The texts of the Bibles Moralisees contain eight small circular pictures. Each page is concerned with one particular bible story and the last two pictures reveal the spiritualized meaning of the story. One example regarding the story of the tower of Babel. The seventh picture has a group of pagans using an astrolabe and taking measurements while the construction of the tower goes on behind them. The eighth picture has a contemporary university master conducting astronomical research in precisely the same pose. The implication: the universities, by opening their doors to pagan learning, have been tempted into vana curiositas and they will get their recompense from God for their arrogance just like the Babel tower builders.
An interesting tidbit. Abelard and Heloise named their son ‘astrolabe’. I take that to the logician’s way of striking back at the conservatives.
Another interesting tidbit–besides the scholastics, the Bibles Moralisees also often abuse the Cathars. Modern scholarship opines that the name ‘cathar’ comes from the greek ‘katharos’ = “clean, purified”. However in the Bibles Moralisees the Cathars are always pictured worshipping a small cat-shaped idol. According to Tachau this is because Alain of Lille was confused about the etymology of the name and assumed that they were called ‘cathars’ because they worshipped cats. (“Th” was pronounced as ‘t’ in medieval french just like in modern french.)

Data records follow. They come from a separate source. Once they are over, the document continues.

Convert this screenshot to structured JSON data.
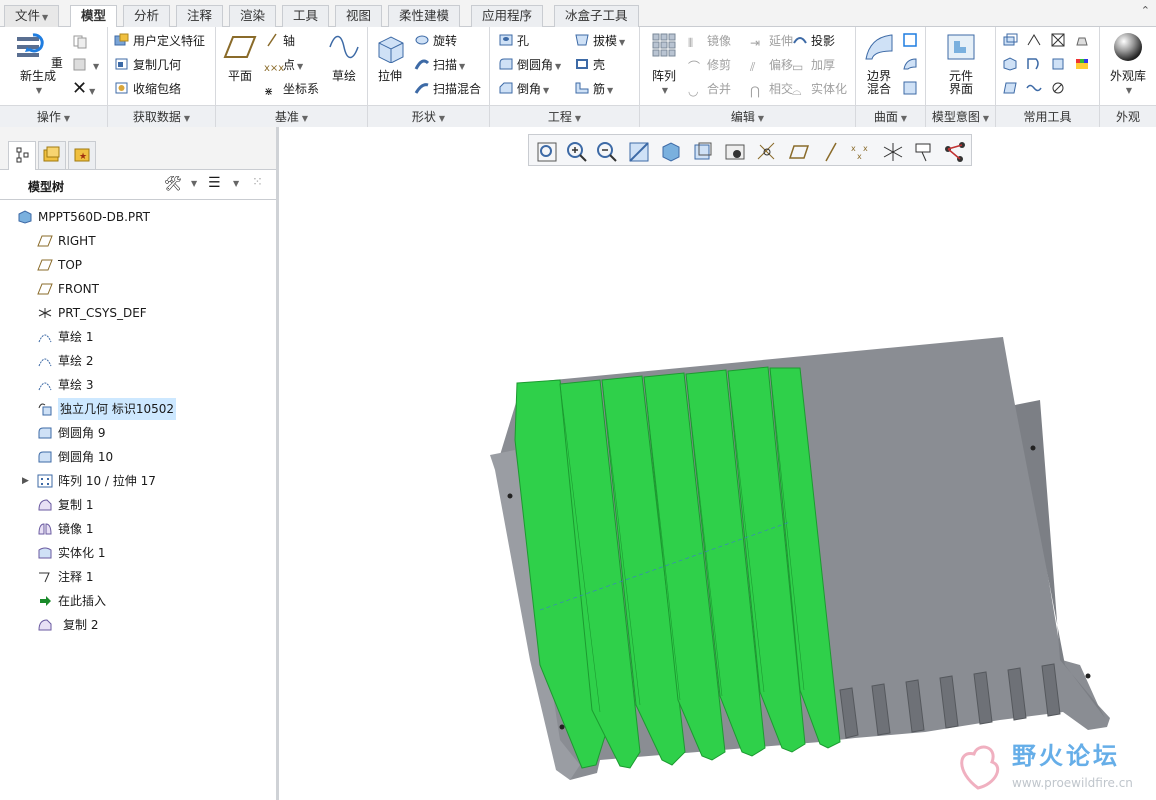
{
  "tabs": [
    {
      "label": "文件"
    },
    {
      "label": "模型"
    },
    {
      "label": "分析"
    },
    {
      "label": "注释"
    },
    {
      "label": "渲染"
    },
    {
      "label": "工具"
    },
    {
      "label": "视图"
    },
    {
      "label": "柔性建模"
    },
    {
      "label": "应用程序"
    },
    {
      "label": "冰盒子工具"
    }
  ],
  "ribbon": {
    "ops": {
      "regen": "重新生成",
      "group": "操作"
    },
    "getdata": {
      "udf": "用户定义特征",
      "copygeom": "复制几何",
      "shrinkwrap": "收缩包络",
      "group": "获取数据"
    },
    "datum": {
      "plane": "平面",
      "axis": "轴",
      "point": "点",
      "csys": "坐标系",
      "sketch": "草绘",
      "group": "基准"
    },
    "shape": {
      "extrude": "拉伸",
      "revolve": "旋转",
      "sweep": "扫描",
      "sweepblend": "扫描混合",
      "group": "形状"
    },
    "eng": {
      "hole": "孔",
      "draft": "拔模",
      "round": "倒圆角",
      "shell": "壳",
      "chamfer": "倒角",
      "rib": "筋",
      "group": "工程"
    },
    "edit": {
      "pattern": "阵列",
      "mirror": "镜像",
      "extend": "延伸",
      "project": "投影",
      "trim": "修剪",
      "offset": "偏移",
      "thicken": "加厚",
      "merge": "合并",
      "intersect": "相交",
      "solidify": "实体化",
      "group": "编辑"
    },
    "surface": {
      "boundary1": "边界",
      "boundary2": "混合",
      "group": "曲面"
    },
    "intent": {
      "elem1": "元件",
      "elem2": "界面",
      "group": "模型意图"
    },
    "common": {
      "group": "常用工具"
    },
    "appearance": {
      "lib": "外观库",
      "group": "外观"
    }
  },
  "tree": {
    "title": "模型树",
    "items": [
      {
        "label": "MPPT560D-DB.PRT"
      },
      {
        "label": "RIGHT"
      },
      {
        "label": "TOP"
      },
      {
        "label": "FRONT"
      },
      {
        "label": "PRT_CSYS_DEF"
      },
      {
        "label": "草绘 1"
      },
      {
        "label": "草绘 2"
      },
      {
        "label": "草绘 3"
      },
      {
        "label": "独立几何 标识10502"
      },
      {
        "label": "倒圆角 9"
      },
      {
        "label": "倒圆角 10"
      },
      {
        "label": "阵列 10 / 拉伸 17"
      },
      {
        "label": "复制 1"
      },
      {
        "label": "镜像 1"
      },
      {
        "label": "实体化 1"
      },
      {
        "label": "注释 1"
      },
      {
        "label": "在此插入"
      },
      {
        "label": "复制 2"
      }
    ]
  },
  "watermark": {
    "title": "野火论坛",
    "url": "www.proewildfire.cn"
  },
  "colors": {
    "accent_green": "#2fd04a",
    "model_gray": "#8a8d93",
    "tab_border": "#c9ccd1"
  }
}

. . . sometime back in the sixties two radically different cultural icons–Woody Allen and Billy Graham, say– had sat down for a chat about the morality of premarital intercourse? What could two people like that have to say to one another?
I wonder . . .
Two more good pieces in the NYT. One by Stanley Fish on Bart Ehrman’s new book on the problem of evil. Another by Oppenheimer on Anthony Flew’s newest book. The Oppenheimer piece makes it sound like Flew had nothing to do with the writing of the book that now bears his name. If the facts are correct, then this is troubling indeed. But, with the Times, facts must be taken with a grain of salt.